Email: ysong67 at ucsc dot edu

Sarah Lummis

PhD student, Ecology and Evolutionary Biology

Sarah’s research focuses on community ecology and coastal sustainability. She studies seagrass ecosystems, and how the function and services of these ecosystems will be impacted by climate change and anthropogenic impacts to the coast. She is committed to sharing her results with resource managers, and with local schools and communities. She received her bachelor’s degree from Stanford University. Sarah is currently co-advised by Kristy Kroeker.

Email: slummis at ucsc dot edu

Megan Cao

Undergraduate, Environmental Studies & Business Management Economics

Megan is interested in examining the ways brands use social media marketing to convey certain brand images to consumers. Her research compares the trends in green buzzword use and trends in carbon emissions to see if there is any relationship between the image that brands put out on social media accounts and the actual changes in the environmental impact they have.

Email: metcao at ucsc dot edu

Noa Mills

Undergraduate, Computational Mathematics & Computer Science

Noa’s research focuses on the applications of data science and machine learning to wildfire data to analyze and predict trends in wildfire severity and frequency.

Email: nkmills at ucsc dot edu

Benji Weaver

Undergraduate, Environmental Studies

Benji is interested in post-fire forest regrowth and regeneration. His research focuses on utilizing remote sensing and GIS analysis to categorize burn intensity and severity to understand what fire intensity forests recover from best. He will compare wildfire recovery to different forest treatment methods such as mechanical thinning and prescribed burning to infer which treatment methods are most effective at stimulating regrowth and reducing fire danger.

Email: bkweaver at ucsc dot edu

Chris Zajic

Undergraduate, Biology & Earth Sciences

Chris is interested in questions regarding changes in vegetation growth in response to climate change. He is a recent graduate, having received bachelor’s degrees from UC Santa Cruz in both Biology and Earth Sciences.

Email: czajic at ucsc dot edu

Former members

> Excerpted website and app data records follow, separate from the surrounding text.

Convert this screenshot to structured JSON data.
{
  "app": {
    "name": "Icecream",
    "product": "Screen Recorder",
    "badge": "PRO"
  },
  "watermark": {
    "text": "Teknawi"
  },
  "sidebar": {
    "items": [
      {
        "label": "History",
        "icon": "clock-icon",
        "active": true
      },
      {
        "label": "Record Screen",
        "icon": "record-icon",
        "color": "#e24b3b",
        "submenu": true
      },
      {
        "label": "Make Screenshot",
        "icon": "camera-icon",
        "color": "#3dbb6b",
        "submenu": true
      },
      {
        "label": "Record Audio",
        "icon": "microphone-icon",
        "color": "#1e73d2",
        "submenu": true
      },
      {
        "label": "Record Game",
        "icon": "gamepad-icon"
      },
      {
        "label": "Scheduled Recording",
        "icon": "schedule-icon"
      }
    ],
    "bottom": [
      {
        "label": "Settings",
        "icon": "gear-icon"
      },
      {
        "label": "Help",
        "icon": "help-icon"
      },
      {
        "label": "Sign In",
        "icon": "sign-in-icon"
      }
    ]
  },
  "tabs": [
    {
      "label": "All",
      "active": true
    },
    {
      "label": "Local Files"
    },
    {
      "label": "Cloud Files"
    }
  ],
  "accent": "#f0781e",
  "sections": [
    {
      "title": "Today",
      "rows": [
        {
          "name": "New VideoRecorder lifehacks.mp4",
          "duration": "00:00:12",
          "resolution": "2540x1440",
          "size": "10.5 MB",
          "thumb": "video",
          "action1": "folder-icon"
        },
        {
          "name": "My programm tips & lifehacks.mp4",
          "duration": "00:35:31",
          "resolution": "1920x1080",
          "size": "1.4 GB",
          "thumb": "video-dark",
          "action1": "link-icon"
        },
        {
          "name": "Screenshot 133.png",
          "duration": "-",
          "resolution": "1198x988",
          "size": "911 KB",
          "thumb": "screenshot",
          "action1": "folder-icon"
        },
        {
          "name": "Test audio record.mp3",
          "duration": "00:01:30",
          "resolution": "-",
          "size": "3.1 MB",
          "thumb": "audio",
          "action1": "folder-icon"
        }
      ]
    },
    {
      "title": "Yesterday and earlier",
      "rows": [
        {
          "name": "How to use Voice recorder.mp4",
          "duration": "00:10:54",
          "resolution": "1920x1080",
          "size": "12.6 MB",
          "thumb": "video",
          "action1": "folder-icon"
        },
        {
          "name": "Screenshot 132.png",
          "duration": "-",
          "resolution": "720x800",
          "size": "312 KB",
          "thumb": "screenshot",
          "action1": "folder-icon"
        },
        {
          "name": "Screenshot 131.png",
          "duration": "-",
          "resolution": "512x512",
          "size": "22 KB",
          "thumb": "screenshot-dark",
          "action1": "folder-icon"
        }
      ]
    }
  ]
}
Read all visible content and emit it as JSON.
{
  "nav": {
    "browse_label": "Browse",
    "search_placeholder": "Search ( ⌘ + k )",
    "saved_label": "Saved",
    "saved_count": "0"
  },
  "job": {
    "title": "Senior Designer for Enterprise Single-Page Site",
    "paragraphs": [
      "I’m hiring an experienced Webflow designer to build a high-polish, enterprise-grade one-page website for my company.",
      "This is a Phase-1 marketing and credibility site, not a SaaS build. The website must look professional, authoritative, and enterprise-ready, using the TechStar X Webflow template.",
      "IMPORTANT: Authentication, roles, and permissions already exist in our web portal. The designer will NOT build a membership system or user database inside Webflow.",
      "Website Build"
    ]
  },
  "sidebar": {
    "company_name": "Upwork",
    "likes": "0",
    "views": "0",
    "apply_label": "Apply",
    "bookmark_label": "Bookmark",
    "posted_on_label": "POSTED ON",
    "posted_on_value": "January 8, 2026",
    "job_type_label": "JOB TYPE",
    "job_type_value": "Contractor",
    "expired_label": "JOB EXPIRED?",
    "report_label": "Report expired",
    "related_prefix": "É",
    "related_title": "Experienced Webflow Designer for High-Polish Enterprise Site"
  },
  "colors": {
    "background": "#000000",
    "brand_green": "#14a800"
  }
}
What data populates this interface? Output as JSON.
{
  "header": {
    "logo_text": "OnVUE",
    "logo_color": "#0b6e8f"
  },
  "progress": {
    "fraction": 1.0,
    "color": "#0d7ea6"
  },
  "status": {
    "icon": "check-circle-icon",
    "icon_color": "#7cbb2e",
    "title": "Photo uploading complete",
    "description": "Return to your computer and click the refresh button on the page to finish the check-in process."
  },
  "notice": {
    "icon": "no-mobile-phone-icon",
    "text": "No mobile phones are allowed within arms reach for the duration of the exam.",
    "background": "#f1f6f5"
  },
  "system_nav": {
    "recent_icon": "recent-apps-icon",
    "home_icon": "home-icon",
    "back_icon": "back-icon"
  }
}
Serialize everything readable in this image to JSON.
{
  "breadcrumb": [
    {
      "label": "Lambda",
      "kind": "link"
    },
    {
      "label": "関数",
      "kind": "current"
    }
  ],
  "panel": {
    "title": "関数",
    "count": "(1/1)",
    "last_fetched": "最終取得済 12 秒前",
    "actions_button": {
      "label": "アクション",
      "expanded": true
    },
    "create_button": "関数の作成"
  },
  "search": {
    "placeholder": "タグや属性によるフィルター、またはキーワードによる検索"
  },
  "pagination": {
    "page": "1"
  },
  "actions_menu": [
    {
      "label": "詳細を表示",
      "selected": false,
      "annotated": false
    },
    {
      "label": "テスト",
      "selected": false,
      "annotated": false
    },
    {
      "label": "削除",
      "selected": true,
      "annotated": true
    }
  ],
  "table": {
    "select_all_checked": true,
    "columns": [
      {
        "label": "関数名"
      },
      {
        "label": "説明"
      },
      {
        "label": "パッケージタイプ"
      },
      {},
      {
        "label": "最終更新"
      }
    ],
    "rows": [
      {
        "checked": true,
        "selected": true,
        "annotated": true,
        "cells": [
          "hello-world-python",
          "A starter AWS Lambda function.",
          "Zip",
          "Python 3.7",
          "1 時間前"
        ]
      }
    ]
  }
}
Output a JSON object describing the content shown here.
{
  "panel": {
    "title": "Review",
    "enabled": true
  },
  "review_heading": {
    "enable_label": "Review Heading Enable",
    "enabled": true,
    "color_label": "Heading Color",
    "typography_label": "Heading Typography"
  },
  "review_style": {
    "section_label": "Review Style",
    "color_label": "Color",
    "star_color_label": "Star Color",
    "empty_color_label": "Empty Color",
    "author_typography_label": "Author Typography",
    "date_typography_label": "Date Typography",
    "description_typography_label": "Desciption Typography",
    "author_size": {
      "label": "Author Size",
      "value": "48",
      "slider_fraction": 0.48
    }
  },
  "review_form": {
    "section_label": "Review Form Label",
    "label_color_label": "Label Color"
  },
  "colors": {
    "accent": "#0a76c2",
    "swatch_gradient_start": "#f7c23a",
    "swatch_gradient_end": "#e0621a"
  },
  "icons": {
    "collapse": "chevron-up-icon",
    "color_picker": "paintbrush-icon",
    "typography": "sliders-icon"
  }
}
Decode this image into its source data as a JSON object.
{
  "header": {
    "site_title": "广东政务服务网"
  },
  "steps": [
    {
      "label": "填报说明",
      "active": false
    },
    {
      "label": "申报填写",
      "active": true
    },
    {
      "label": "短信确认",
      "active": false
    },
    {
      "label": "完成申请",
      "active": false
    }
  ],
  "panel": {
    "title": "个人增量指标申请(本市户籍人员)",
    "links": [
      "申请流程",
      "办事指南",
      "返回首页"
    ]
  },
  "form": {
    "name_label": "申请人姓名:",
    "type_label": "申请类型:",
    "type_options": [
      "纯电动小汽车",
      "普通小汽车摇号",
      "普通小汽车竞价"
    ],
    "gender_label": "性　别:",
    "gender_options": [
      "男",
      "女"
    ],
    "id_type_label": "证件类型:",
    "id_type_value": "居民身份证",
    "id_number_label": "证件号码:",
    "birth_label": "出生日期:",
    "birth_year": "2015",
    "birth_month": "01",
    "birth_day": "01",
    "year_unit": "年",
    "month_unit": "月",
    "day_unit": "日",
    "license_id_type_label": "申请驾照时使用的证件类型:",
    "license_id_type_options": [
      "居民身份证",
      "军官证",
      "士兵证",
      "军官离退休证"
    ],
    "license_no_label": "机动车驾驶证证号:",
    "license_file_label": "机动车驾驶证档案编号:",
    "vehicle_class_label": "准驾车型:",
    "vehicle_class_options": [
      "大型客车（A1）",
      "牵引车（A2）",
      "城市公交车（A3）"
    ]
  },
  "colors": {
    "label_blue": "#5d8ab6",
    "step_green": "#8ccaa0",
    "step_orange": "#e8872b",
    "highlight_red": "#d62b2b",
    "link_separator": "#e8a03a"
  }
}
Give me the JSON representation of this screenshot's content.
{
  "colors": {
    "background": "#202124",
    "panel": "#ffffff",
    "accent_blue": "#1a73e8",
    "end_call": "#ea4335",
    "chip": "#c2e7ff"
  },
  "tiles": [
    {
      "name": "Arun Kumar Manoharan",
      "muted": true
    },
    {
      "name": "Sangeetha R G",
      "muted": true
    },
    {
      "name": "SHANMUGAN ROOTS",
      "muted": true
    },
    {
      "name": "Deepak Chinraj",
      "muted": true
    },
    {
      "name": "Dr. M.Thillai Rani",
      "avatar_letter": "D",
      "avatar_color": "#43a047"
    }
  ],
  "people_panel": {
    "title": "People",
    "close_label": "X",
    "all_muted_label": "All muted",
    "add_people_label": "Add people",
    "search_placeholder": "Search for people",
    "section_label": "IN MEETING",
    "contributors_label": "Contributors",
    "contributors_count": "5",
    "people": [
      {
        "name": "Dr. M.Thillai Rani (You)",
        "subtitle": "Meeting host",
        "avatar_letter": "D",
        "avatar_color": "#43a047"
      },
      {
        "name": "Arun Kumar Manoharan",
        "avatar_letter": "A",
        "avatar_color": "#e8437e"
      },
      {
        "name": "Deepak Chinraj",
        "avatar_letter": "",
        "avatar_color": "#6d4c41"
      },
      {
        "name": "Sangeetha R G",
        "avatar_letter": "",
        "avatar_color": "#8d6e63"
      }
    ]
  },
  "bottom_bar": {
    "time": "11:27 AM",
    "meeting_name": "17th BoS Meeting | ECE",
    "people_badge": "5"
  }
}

  • Priscilla Lam, undergraduate, 2019-2020. Climate change and wildfire.
  • William Jiajie Li, undergraduate, 2018. Urban ecology and remote sensing.
  • Lan Liu, visiting postdoc, 2018. Plant-microbe interaction.
  • Brian Steidinger, postdoc, 2019. Biogeography of soil fungi.
  • Cong Wang, postdoc, 2017-2018. Remote sensing and vegetation phenology.